Chevron Phillips Chemical Co. LP became the first petrochemical manufacturer to announce definitive plans to build a new worldscale ethylene cracker in the Gulf Coast in response to the increased U.S. production of ethane. The facility is to be located at the company's existing Cedar Bayou facility in Baytown, Texas and will have the capacity to producer 3.3 billion pounds per year of ethylene.
The cracker will be designed by Shaw Energy & Chemicals and will also include two new polyethylene facilities, each with an annual capacity of 1.1 billion pounds, at either the Cedar Bayou facility or the nearby Sweeny facility in Old Ocean, Texas. A decision on the location is expected during Q1 2012.

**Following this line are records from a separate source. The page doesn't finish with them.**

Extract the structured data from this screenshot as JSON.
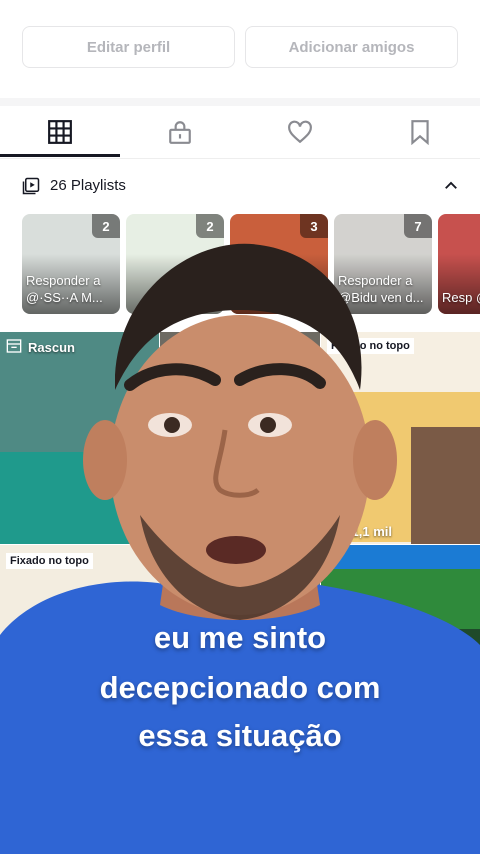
{
  "profile": {
    "edit_label": "Editar perfil",
    "add_friends_label": "Adicionar amigos"
  },
  "tabs": [
    {
      "icon": "grid-icon"
    },
    {
      "icon": "lock-icon"
    },
    {
      "icon": "heart-icon"
    },
    {
      "icon": "bookmark-icon"
    }
  ],
  "playlists": {
    "title": "26 Playlists",
    "items": [
      {
        "count": "2",
        "text": "Responder a @·SS··A M..."
      },
      {
        "count": "2",
        "text": ""
      },
      {
        "count": "3",
        "text": ""
      },
      {
        "count": "7",
        "text": "Responder a @Bidu ven d..."
      },
      {
        "count": "",
        "text": "Resp @Edn"
      }
    ]
  },
  "grid": {
    "draft_label": "Rascun",
    "pinned_label": "Fixado no topo",
    "pinned_label_2": "Fixado no topo",
    "views": "11,1 mil"
  },
  "captions": {
    "line1": "eu me sinto",
    "line2": "decepcionado com",
    "line3": "essa situação"
  },
  "colors": {
    "accent_text": "#161823",
    "skin": "#c98d6c",
    "shirt": "#2f65d4"
  }
}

Chevron Phillips anticipates receiving final approval for its air permit applications with the U.S. Environmental Protection Agency in 2013 with the project coming online in 2017.

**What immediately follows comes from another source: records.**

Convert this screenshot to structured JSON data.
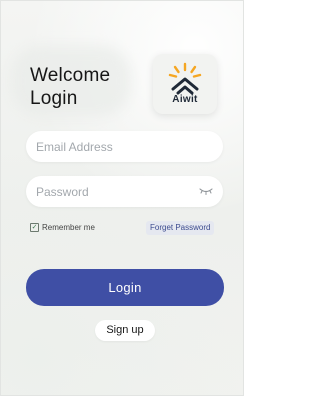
{
  "header": {
    "title_line1": "Welcome",
    "title_line2": "Login",
    "logo_text": "Aiwit",
    "logo_icon": "aiwit-house-sunburst-icon"
  },
  "form": {
    "email_placeholder": "Email Address",
    "password_placeholder": "Password",
    "eye_icon": "eye-closed-icon",
    "remember_label": "Remember me",
    "remember_checked": true,
    "forget_label": "Forget Password",
    "login_label": "Login",
    "signup_label": "Sign up"
  },
  "colors": {
    "primary_button": "#3f4fa5",
    "link_text": "#3d4c8f",
    "logo_orange": "#f5a623",
    "logo_navy": "#1f2937"
  }
}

"The owners and management of Chevron Phillips Chemical are pleased to have taken these critical steps, and believe that executing this project will benefit our customers, suppliers, local communities and existing and future employees," Peter Cella, the company's president and chief executive, said at the Gulf Petrochemicals and Chemicals Association (GPCA) conference in Dubai, United Arab Emirates. "It is our opinion that this project offers unique advantages, including co-location of the cracker with our Cedar Bayou facility and other ancillary assets such as our broad feedstock and ethylene pipeline and storage cavern networks, proximity to the expanding natural gas liquids hub in Mont Belvieu and utilization of proprietary technology to meet the growing demand of our customers."
Crude oil production in the U.S. climbed 100,000 bbl/d to a record 12.2 million bbl/d, after hovering around 12 million and 12.1 million bbl/d since mid-February, according to EIA data.

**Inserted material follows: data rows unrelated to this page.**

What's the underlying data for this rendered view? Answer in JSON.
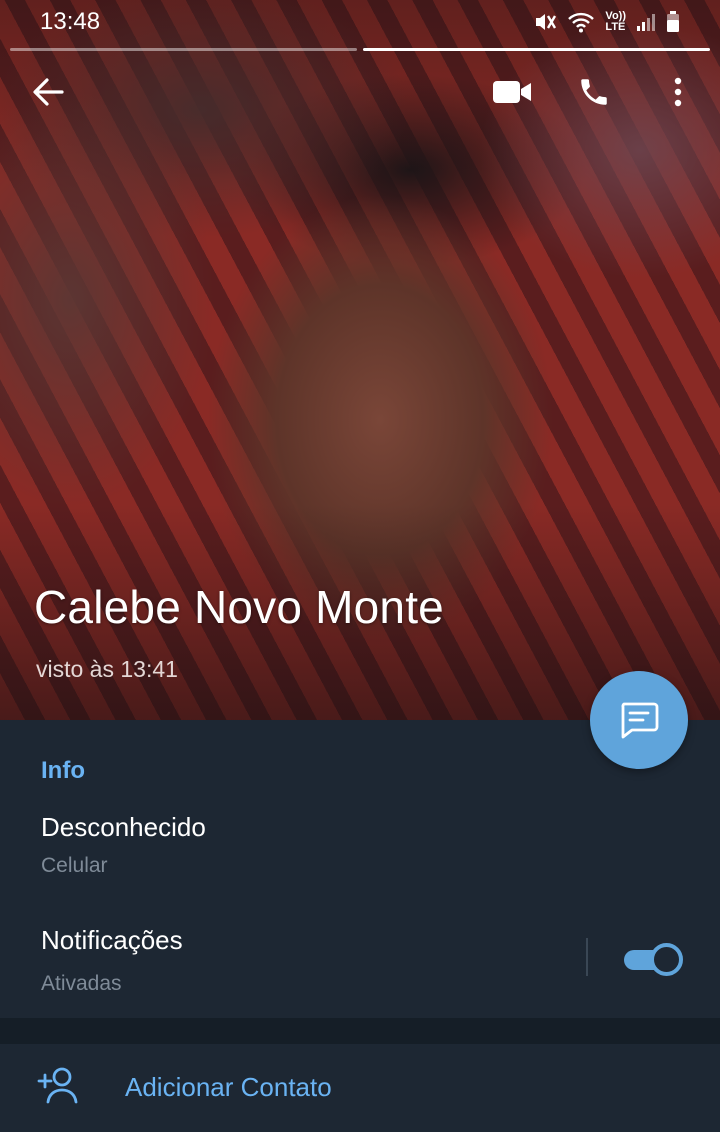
{
  "status_bar": {
    "time": "13:48",
    "icons": [
      "mute-vibrate-icon",
      "wifi-icon",
      "volte-lte-icon",
      "signal-icon",
      "battery-icon"
    ],
    "volte_top": "Vo))",
    "volte_bottom": "LTE"
  },
  "story_progress": {
    "segments": 2,
    "active_index": 1
  },
  "toolbar": {
    "back_icon": "arrow-left-icon",
    "video_icon": "video-camera-icon",
    "call_icon": "phone-icon",
    "more_icon": "more-vertical-icon"
  },
  "profile": {
    "name": "Calebe Novo Monte",
    "last_seen": "visto às 13:41"
  },
  "fab": {
    "icon": "message-icon"
  },
  "info": {
    "section_title": "Info",
    "phone_value": "Desconhecido",
    "phone_label": "Celular",
    "notifications_title": "Notificações",
    "notifications_status": "Ativadas",
    "notifications_enabled": true
  },
  "actions": {
    "add_contact_label": "Adicionar Contato",
    "add_contact_icon": "add-user-icon"
  },
  "colors": {
    "accent": "#5fa4db",
    "link": "#6ab3f3",
    "background": "#1d2733",
    "secondary_text": "#7f8b98"
  }
}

Under a deal with the government the 70-km (44-mile) pipe will have capacity for 950 million cubic feet of gas per day from fields operated by Noble and will be ready in first-quarter 2021.
Leonid Mikhelson, the head of Russia's Novatek said on Jan. 25 that LNG from the United States as its chief threat, Interfax news agency reported.